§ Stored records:

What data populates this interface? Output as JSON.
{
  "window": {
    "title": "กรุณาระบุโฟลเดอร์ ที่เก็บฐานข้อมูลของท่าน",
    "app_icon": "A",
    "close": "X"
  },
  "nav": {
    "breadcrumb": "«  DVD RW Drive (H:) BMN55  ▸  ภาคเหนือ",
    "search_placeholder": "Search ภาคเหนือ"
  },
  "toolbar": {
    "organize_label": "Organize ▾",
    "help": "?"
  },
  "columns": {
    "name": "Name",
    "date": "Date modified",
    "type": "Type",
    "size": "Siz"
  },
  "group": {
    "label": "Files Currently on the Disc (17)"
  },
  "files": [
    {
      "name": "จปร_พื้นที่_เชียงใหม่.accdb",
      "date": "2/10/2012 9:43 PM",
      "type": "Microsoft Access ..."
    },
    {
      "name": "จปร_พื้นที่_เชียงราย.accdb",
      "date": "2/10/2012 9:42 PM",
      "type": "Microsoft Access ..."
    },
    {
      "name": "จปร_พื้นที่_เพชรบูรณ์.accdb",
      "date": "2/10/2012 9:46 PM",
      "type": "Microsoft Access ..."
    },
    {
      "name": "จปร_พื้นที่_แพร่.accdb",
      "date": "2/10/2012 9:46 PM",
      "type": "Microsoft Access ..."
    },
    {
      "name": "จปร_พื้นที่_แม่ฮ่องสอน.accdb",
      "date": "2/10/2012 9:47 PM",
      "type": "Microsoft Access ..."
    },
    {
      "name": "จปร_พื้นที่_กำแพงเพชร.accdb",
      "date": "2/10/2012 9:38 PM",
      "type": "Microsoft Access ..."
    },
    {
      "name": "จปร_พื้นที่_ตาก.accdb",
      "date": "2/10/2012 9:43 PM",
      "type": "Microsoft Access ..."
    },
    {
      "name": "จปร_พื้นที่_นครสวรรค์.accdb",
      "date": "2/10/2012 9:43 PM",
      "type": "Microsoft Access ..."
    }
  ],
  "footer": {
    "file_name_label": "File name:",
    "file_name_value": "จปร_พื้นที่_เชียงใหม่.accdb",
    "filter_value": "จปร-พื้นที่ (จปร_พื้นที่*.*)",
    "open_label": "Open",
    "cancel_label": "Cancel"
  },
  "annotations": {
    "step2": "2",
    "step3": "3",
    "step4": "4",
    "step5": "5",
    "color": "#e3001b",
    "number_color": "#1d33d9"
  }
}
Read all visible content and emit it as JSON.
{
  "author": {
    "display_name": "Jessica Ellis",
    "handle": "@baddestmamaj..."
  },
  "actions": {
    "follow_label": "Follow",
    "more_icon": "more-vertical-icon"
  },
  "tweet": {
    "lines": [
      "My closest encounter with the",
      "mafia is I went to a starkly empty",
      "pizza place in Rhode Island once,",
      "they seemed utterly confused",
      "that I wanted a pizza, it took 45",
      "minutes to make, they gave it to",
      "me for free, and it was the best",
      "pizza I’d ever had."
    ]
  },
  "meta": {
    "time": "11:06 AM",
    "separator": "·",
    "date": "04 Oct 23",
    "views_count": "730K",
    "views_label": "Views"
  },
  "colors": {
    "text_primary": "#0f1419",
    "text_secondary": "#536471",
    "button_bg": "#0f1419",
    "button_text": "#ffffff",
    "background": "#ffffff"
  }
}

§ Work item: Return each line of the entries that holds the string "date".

§ Problem solution:
    "date": "Date modified",
      "date": "2/10/2012 9:43 PM",
      "date": "2/10/2012 9:42 PM",
      "date": "2/10/2012 9:46 PM",
      "date": "2/10/2012 9:46 PM",
      "date": "2/10/2012 9:47 PM",
      "date": "2/10/2012 9:38 PM",
      "date": "2/10/2012 9:43 PM",
      "date": "2/10/2012 9:43 PM",
    "date": "04 Oct 23",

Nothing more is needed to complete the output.